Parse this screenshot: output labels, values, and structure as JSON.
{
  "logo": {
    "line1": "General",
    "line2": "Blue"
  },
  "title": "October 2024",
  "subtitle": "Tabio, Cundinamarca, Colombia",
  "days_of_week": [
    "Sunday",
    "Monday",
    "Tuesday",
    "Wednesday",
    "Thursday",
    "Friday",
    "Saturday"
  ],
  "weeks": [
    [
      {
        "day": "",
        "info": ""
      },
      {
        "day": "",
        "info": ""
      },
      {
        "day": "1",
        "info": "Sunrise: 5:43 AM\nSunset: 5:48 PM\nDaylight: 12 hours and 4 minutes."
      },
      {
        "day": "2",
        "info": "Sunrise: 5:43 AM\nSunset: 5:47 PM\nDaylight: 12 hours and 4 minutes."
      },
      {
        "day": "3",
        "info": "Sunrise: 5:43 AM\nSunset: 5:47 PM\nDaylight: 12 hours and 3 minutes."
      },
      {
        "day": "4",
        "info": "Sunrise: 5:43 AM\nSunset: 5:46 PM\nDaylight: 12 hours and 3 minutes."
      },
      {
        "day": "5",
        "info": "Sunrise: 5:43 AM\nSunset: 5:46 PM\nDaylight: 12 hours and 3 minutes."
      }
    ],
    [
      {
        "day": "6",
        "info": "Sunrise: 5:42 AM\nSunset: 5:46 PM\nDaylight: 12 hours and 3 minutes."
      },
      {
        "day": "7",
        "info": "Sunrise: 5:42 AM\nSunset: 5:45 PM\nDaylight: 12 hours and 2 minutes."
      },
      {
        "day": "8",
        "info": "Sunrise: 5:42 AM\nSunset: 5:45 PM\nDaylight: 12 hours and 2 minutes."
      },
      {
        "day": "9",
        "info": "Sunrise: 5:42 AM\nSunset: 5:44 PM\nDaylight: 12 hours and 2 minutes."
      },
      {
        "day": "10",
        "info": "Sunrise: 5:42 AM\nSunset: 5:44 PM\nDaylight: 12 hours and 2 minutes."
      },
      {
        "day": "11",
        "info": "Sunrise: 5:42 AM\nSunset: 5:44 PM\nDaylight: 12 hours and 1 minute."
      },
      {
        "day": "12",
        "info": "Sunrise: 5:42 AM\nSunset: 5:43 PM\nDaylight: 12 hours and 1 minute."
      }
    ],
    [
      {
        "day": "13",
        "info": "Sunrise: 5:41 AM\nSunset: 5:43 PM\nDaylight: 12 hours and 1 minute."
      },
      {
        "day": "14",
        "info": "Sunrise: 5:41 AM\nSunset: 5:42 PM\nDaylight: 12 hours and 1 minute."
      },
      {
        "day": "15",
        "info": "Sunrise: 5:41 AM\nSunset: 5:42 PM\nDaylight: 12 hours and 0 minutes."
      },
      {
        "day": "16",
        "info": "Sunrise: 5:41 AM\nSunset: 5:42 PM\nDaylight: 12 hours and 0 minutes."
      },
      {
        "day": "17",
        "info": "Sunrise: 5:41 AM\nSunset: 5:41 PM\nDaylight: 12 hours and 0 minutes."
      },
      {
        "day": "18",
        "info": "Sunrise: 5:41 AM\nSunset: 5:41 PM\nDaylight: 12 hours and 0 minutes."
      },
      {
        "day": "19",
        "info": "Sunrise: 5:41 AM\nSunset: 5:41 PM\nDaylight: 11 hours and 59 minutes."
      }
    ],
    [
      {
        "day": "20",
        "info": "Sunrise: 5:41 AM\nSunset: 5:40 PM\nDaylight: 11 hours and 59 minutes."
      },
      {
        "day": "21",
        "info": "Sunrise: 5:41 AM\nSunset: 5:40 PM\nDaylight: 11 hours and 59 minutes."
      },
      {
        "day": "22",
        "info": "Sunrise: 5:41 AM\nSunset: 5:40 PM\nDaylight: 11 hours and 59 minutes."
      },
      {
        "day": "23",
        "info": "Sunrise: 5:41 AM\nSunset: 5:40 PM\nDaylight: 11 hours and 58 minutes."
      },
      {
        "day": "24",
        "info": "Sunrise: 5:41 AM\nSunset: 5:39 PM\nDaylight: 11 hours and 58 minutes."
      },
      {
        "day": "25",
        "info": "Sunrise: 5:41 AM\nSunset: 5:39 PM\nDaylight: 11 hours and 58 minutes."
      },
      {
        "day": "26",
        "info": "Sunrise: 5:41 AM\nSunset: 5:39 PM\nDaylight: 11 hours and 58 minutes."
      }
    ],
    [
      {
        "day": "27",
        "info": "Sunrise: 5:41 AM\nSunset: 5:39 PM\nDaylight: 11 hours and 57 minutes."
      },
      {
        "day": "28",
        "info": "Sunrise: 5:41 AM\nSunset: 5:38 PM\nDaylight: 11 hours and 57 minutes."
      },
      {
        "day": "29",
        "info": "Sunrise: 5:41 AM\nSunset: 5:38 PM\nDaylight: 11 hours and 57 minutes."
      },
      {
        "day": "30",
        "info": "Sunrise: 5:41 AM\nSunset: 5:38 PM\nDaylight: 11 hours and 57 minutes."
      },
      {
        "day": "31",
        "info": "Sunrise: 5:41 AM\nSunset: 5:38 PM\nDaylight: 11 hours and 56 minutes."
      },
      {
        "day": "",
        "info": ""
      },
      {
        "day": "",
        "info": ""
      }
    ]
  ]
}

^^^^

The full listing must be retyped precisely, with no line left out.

§ Result below
Parse this screenshot: output labels, values, and structure as JSON.
{
  "logo": {
    "line1": "General",
    "line2": "Blue"
  },
  "title": "October 2024",
  "subtitle": "Tabio, Cundinamarca, Colombia",
  "days_of_week": [
    "Sunday",
    "Monday",
    "Tuesday",
    "Wednesday",
    "Thursday",
    "Friday",
    "Saturday"
  ],
  "weeks": [
    [
      {
        "day": "",
        "info": ""
      },
      {
        "day": "",
        "info": ""
      },
      {
        "day": "1",
        "info": "Sunrise: 5:43 AM\nSunset: 5:48 PM\nDaylight: 12 hours and 4 minutes."
      },
      {
        "day": "2",
        "info": "Sunrise: 5:43 AM\nSunset: 5:47 PM\nDaylight: 12 hours and 4 minutes."
      },
      {
        "day": "3",
        "info": "Sunrise: 5:43 AM\nSunset: 5:47 PM\nDaylight: 12 hours and 3 minutes."
      },
      {
        "day": "4",
        "info": "Sunrise: 5:43 AM\nSunset: 5:46 PM\nDaylight: 12 hours and 3 minutes."
      },
      {
        "day": "5",
        "info": "Sunrise: 5:43 AM\nSunset: 5:46 PM\nDaylight: 12 hours and 3 minutes."
      }
    ],
    [
      {
        "day": "6",
        "info": "Sunrise: 5:42 AM\nSunset: 5:46 PM\nDaylight: 12 hours and 3 minutes."
      },
      {
        "day": "7",
        "info": "Sunrise: 5:42 AM\nSunset: 5:45 PM\nDaylight: 12 hours and 2 minutes."
      },
      {
        "day": "8",
        "info": "Sunrise: 5:42 AM\nSunset: 5:45 PM\nDaylight: 12 hours and 2 minutes."
      },
      {
        "day": "9",
        "info": "Sunrise: 5:42 AM\nSunset: 5:44 PM\nDaylight: 12 hours and 2 minutes."
      },
      {
        "day": "10",
        "info": "Sunrise: 5:42 AM\nSunset: 5:44 PM\nDaylight: 12 hours and 2 minutes."
      },
      {
        "day": "11",
        "info": "Sunrise: 5:42 AM\nSunset: 5:44 PM\nDaylight: 12 hours and 1 minute."
      },
      {
        "day": "12",
        "info": "Sunrise: 5:42 AM\nSunset: 5:43 PM\nDaylight: 12 hours and 1 minute."
      }
    ],
    [
      {
        "day": "13",
        "info": "Sunrise: 5:41 AM\nSunset: 5:43 PM\nDaylight: 12 hours and 1 minute."
      },
      {
        "day": "14",
        "info": "Sunrise: 5:41 AM\nSunset: 5:42 PM\nDaylight: 12 hours and 1 minute."
      },
      {
        "day": "15",
        "info": "Sunrise: 5:41 AM\nSunset: 5:42 PM\nDaylight: 12 hours and 0 minutes."
      },
      {
        "day": "16",
        "info": "Sunrise: 5:41 AM\nSunset: 5:42 PM\nDaylight: 12 hours and 0 minutes."
      },
      {
        "day": "17",
        "info": "Sunrise: 5:41 AM\nSunset: 5:41 PM\nDaylight: 12 hours and 0 minutes."
      },
      {
        "day": "18",
        "info": "Sunrise: 5:41 AM\nSunset: 5:41 PM\nDaylight: 12 hours and 0 minutes."
      },
      {
        "day": "19",
        "info": "Sunrise: 5:41 AM\nSunset: 5:41 PM\nDaylight: 11 hours and 59 minutes."
      }
    ],
    [
      {
        "day": "20",
        "info": "Sunrise: 5:41 AM\nSunset: 5:40 PM\nDaylight: 11 hours and 59 minutes."
      },
      {
        "day": "21",
        "info": "Sunrise: 5:41 AM\nSunset: 5:40 PM\nDaylight: 11 hours and 59 minutes."
      },
      {
        "day": "22",
        "info": "Sunrise: 5:41 AM\nSunset: 5:40 PM\nDaylight: 11 hours and 59 minutes."
      },
      {
        "day": "23",
        "info": "Sunrise: 5:41 AM\nSunset: 5:40 PM\nDaylight: 11 hours and 58 minutes."
      },
      {
        "day": "24",
        "info": "Sunrise: 5:41 AM\nSunset: 5:39 PM\nDaylight: 11 hours and 58 minutes."
      },
      {
        "day": "25",
        "info": "Sunrise: 5:41 AM\nSunset: 5:39 PM\nDaylight: 11 hours and 58 minutes."
      },
      {
        "day": "26",
        "info": "Sunrise: 5:41 AM\nSunset: 5:39 PM\nDaylight: 11 hours and 58 minutes."
      }
    ],
    [
      {
        "day": "27",
        "info": "Sunrise: 5:41 AM\nSunset: 5:39 PM\nDaylight: 11 hours and 57 minutes."
      },
      {
        "day": "28",
        "info": "Sunrise: 5:41 AM\nSunset: 5:38 PM\nDaylight: 11 hours and 57 minutes."
      },
      {
        "day": "29",
        "info": "Sunrise: 5:41 AM\nSunset: 5:38 PM\nDaylight: 11 hours and 57 minutes."
      },
      {
        "day": "30",
        "info": "Sunrise: 5:41 AM\nSunset: 5:38 PM\nDaylight: 11 hours and 57 minutes."
      },
      {
        "day": "31",
        "info": "Sunrise: 5:41 AM\nSunset: 5:38 PM\nDaylight: 11 hours and 56 minutes."
      },
      {
        "day": "",
        "info": ""
      },
      {
        "day": "",
        "info": ""
      }
    ]
  ]
}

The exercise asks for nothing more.